**AIM OF THE EXERCISE**
Copy out each line of the entries where the word "https" is present.

================================

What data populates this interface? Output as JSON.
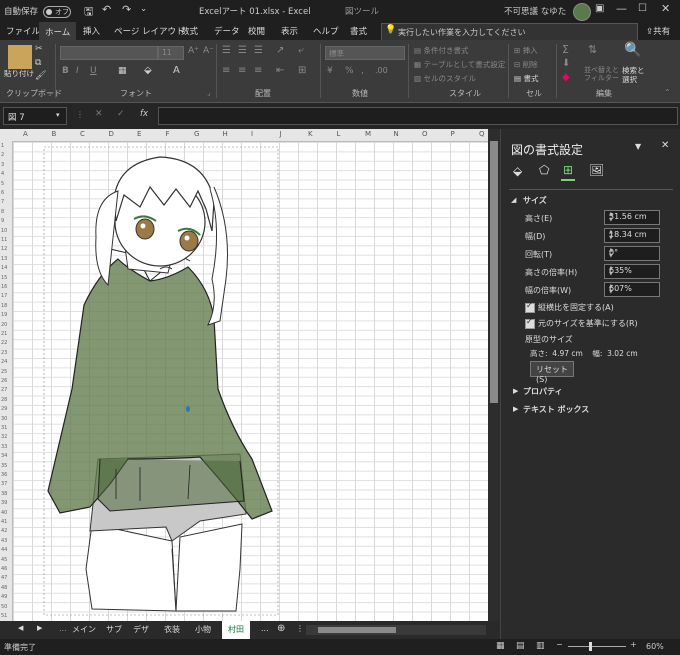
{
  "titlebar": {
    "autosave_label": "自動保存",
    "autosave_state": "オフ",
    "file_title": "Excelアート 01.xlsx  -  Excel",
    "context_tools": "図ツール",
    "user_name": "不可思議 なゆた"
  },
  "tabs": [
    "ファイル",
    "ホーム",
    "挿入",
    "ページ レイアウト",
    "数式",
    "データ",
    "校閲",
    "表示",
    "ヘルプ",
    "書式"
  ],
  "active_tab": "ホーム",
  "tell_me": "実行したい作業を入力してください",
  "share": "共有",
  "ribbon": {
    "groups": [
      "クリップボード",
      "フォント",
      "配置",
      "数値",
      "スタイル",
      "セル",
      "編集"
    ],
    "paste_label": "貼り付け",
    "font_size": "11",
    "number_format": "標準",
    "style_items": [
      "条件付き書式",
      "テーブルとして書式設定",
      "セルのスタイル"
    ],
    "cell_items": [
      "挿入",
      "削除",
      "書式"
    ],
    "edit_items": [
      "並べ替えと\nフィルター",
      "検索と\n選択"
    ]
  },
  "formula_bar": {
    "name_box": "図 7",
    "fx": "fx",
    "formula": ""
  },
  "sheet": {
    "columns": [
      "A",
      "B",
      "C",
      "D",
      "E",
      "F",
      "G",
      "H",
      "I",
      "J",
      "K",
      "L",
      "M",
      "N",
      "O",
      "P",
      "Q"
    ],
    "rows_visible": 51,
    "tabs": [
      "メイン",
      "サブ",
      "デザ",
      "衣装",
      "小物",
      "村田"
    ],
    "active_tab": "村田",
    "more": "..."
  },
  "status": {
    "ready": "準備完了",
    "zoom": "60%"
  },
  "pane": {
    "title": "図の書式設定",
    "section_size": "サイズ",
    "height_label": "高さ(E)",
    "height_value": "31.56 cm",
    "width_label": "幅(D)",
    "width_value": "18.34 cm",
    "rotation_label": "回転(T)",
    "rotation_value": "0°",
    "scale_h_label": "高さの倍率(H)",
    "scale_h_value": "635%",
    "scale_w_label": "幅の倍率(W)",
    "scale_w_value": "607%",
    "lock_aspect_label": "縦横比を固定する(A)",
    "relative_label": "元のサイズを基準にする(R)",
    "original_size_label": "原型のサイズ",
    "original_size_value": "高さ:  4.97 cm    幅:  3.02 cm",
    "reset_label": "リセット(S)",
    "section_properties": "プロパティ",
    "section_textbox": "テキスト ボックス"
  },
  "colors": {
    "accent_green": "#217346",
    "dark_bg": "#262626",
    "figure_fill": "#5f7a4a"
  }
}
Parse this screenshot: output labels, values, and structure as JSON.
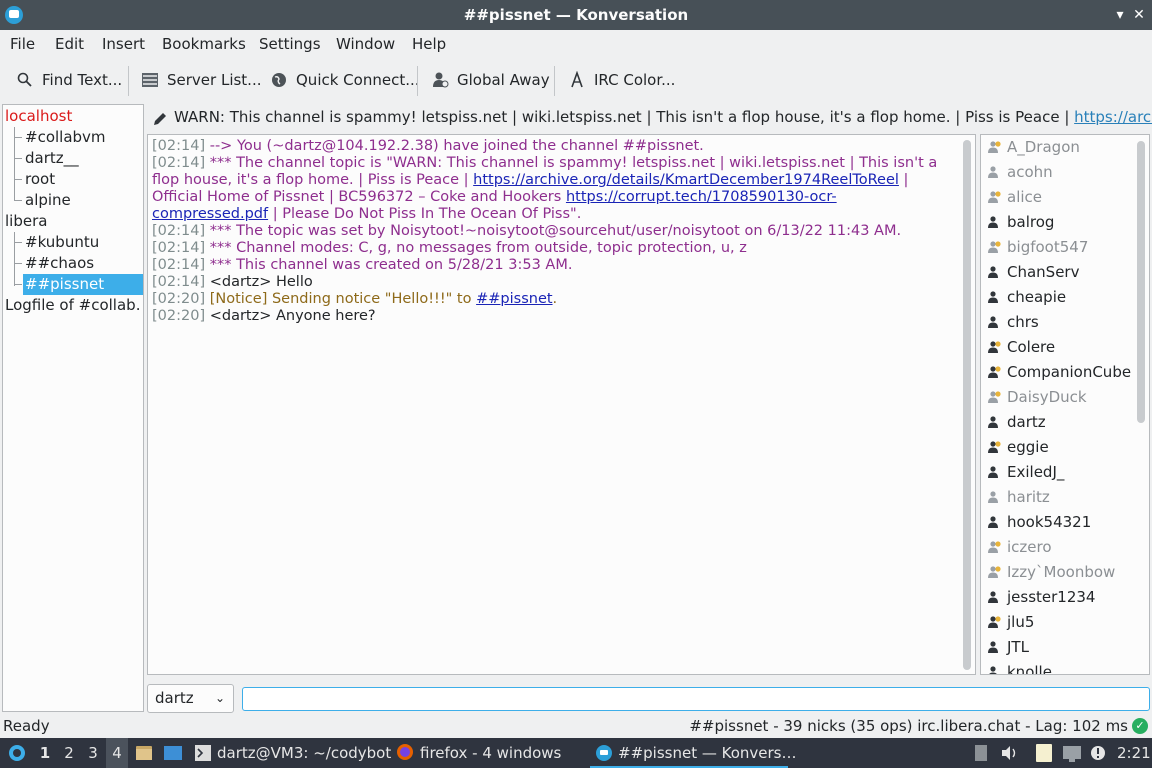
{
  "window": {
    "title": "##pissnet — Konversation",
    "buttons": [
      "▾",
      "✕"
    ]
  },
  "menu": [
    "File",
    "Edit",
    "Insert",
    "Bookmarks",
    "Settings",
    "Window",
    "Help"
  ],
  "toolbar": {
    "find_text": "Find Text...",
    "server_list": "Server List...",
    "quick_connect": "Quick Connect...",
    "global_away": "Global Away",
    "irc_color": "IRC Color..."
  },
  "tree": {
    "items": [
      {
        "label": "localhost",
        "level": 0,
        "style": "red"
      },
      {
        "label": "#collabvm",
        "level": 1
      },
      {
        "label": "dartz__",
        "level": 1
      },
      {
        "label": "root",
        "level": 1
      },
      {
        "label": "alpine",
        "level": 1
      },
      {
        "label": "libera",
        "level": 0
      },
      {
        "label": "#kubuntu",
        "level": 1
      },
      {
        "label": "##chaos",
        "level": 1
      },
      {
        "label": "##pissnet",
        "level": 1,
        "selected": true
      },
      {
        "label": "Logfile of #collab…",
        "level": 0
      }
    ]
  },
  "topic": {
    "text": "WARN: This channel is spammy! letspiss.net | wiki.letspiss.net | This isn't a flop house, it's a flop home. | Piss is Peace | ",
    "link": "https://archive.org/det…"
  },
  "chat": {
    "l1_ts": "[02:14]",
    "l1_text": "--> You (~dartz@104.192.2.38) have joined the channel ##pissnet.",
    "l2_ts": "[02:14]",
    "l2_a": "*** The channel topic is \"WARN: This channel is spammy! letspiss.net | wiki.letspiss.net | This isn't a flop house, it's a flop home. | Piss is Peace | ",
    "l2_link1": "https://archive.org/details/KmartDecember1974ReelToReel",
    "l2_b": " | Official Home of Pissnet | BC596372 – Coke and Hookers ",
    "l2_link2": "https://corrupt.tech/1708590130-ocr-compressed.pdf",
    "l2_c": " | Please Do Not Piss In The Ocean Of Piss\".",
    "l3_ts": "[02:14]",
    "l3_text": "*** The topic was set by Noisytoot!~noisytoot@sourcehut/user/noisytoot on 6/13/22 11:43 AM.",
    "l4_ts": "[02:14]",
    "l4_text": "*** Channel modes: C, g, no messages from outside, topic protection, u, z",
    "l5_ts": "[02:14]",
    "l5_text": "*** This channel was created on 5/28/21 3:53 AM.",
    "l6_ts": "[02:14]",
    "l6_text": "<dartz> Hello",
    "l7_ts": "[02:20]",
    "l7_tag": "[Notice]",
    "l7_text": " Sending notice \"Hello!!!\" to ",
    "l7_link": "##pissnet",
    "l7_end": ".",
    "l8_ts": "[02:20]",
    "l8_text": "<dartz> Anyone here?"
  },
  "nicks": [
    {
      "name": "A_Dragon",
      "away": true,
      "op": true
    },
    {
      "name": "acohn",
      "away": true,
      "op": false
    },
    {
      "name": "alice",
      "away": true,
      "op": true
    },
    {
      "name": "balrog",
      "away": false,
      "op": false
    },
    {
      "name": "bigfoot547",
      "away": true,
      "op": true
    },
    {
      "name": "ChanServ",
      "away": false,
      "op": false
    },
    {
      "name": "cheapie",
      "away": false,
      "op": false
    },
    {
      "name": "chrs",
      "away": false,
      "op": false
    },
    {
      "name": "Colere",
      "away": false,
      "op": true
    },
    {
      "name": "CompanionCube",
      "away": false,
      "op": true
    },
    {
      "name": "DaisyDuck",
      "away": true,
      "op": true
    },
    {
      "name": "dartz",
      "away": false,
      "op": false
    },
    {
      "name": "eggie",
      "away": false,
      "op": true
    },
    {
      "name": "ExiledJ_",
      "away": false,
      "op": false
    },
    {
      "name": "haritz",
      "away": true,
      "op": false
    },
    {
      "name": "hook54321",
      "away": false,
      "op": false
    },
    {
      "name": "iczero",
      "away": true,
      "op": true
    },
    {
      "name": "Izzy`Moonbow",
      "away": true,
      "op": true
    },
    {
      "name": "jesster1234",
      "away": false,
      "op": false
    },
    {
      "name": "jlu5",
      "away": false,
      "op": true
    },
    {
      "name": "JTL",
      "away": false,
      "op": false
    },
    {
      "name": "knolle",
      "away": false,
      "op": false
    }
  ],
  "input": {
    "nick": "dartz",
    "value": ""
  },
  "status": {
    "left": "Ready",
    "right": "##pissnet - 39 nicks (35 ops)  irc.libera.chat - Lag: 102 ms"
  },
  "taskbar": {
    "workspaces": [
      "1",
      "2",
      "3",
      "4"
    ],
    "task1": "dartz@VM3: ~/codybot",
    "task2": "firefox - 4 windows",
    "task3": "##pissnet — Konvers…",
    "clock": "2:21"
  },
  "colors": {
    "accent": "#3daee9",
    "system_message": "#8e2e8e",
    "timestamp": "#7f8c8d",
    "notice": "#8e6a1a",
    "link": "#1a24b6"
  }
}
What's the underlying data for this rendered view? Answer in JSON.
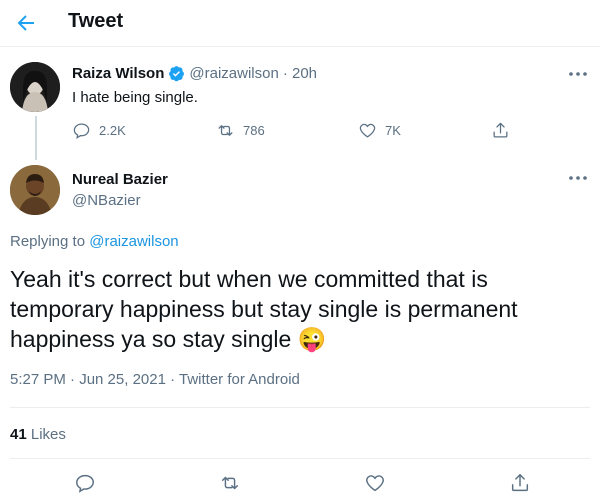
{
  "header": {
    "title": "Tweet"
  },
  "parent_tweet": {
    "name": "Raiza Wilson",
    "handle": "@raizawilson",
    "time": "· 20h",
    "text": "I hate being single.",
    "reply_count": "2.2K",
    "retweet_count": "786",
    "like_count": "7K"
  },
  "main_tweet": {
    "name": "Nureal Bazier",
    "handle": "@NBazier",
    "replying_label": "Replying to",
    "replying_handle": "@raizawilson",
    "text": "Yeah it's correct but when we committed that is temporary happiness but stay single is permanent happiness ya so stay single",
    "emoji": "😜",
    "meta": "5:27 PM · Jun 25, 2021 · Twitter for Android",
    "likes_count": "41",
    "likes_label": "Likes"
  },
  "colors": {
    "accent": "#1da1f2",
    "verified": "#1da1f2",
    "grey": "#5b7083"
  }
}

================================

**TASK RESULT**
    "link": "https://archive.org/det…"
    "l2_link1": "https://archive.org/details/KmartDecember1974ReelToReel",
    "l2_link2": "https://corrupt.tech/1708590130-ocr-compressed.pdf",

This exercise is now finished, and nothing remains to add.